Music wise, we’re back to having vocal tracks during levels. And boy are there some good ones! OK, so some Crush 40 would have been nice, but there’s still plenty to enjoy. Highlights for me include the following: The main theme, Fist Bump, is the Doug Robb track, and suits the Avatar well. The game features multiple versions of this song, depending on mood. Infinite, the new villain, also has a decent rap/rock theme. My favourite though is the slightly more dance-oriented theme for the Imperial Tower mission, with lyrics that directly reference Doctor Eggman’s scheme at the time.
Which brings us to the story. Now, this is pretty standard fare on a base level. Eggman is evil, and he wants to take over the world. Sonic and his pals are the good guys and want to stop him. It’s the padding that makes us step into the more modern Sonic realms. Eggman’s plan itself, Infinite and his crazy powers, and the emergence of multiple old villains makes things feel a little more complicated than the older games in the series. That’s okay though, as the elements are all tied together by some nice-looking cut-scenes featuring some better-than-normal voice acting for the franchise. Oh, and I really like Infinite. He’s malicious, creepy, and has a cool design. Of course, if you believe that Sonic should be kept really simple a la the days of old, then this is all for nought, and you’ll not enjoy this aspect at all. For me, the only real issue I had was that there wasn’t a way to collect Chaos Emeralds and play as Super Sonic in the main game. The free DLC is nice, but it’s such a core part of the lore, I was honestly a little surprised we didn’t get this as a key part of the narrative.
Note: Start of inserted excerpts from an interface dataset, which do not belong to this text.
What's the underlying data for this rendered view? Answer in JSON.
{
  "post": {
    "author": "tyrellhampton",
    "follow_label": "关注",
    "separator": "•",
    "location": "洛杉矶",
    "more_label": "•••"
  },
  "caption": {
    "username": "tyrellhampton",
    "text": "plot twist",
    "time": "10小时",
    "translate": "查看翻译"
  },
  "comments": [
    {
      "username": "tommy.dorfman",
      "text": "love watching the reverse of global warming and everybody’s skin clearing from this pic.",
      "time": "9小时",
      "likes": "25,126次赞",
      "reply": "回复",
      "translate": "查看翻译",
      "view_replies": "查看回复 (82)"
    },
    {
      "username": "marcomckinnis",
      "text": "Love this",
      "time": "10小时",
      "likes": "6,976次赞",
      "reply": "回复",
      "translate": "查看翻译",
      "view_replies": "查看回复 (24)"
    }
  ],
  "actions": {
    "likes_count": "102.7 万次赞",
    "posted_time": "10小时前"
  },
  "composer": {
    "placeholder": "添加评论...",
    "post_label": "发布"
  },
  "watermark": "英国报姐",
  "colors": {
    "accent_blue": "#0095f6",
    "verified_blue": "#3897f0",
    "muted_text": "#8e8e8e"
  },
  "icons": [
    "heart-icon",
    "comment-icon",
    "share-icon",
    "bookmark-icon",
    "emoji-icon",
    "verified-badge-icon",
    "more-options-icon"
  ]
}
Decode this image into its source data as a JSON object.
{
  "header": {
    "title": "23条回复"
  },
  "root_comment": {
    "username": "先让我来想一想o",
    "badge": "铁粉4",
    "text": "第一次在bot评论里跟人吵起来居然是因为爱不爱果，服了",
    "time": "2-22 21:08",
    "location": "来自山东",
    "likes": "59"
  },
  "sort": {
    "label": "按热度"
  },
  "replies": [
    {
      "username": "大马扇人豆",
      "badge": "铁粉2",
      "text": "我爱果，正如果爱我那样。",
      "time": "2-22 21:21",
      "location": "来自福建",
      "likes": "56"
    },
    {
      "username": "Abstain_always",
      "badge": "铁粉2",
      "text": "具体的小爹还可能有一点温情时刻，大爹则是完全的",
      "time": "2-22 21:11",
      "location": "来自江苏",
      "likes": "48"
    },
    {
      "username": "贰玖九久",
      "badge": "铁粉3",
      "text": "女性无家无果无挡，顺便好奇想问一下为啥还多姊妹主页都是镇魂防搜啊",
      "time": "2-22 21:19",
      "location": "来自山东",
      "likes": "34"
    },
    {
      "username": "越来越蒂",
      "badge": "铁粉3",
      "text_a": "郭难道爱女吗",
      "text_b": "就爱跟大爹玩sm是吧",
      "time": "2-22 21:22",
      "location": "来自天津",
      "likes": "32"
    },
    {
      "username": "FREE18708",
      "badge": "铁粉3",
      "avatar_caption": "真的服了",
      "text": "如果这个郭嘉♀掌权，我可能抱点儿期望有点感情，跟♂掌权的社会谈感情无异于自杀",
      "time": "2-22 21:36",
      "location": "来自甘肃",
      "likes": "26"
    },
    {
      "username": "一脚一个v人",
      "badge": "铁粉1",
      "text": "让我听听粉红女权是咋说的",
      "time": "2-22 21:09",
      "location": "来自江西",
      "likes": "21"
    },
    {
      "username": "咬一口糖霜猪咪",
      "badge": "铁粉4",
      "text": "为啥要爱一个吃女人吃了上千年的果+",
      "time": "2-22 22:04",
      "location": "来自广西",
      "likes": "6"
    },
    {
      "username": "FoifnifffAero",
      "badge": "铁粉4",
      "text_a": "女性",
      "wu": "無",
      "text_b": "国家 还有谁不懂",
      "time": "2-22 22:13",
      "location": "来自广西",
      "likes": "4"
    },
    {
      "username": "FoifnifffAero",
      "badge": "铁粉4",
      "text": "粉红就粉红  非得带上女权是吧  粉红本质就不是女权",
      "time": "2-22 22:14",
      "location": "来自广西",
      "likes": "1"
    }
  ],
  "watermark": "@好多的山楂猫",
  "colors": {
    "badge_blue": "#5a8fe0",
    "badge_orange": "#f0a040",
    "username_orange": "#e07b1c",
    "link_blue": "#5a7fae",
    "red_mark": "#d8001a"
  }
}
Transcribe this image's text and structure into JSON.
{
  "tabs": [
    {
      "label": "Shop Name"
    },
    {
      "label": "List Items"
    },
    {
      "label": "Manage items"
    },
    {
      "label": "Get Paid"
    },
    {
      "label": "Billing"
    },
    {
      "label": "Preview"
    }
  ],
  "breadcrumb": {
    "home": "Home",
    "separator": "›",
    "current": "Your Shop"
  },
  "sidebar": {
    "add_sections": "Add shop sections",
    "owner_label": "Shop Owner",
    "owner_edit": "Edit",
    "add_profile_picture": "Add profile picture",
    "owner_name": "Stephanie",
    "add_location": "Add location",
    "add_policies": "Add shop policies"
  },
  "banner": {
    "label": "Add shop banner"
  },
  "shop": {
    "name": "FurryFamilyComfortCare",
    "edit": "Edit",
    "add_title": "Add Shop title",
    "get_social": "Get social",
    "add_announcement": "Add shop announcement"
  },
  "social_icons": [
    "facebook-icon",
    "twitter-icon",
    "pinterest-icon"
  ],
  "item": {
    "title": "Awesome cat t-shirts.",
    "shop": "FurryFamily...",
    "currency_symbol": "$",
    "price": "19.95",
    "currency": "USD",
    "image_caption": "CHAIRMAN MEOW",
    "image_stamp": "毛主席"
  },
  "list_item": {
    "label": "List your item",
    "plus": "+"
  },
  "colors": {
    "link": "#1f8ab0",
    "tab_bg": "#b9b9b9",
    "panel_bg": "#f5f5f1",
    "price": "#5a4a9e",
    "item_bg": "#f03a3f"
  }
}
Finally, we come to something the game has seen a lot of criticism for. The glitches. This is not Sonic 06 in terms of things not working. In truth, I think the game is decent, and the glitches present almost all require you to do something specific at a very precise point. I went out of my way to recreate some of the issues that popped up on YouTube and found the same thing almost every time: you would need to be very unlucky to hit most of the glitches by accident. In other words, you really need to try to boundary break and so on. So yes, there were some things that can go wrong, but it’s highly unlikely to ruin your gameplay experience.
My final verdict: As with pretty much every modern Sonic game, Sonic Forces is not without flaws, and certainly does plenty to garner mixed reactions. From a personal standpoint though, I found it to be the most polished modern Sonic game to date. The Avatar is great fun, the sheer speed that you can achieve is impressive, and the game looks and sounds great. In all, if this can be built upon in the next game, the future of the Modern Blue Blur looks bright!
Final Score: 4.5 out of 5 (If you disliked Sonic Generations, or want something with a longer main story though, it’s probably closer to 3.5)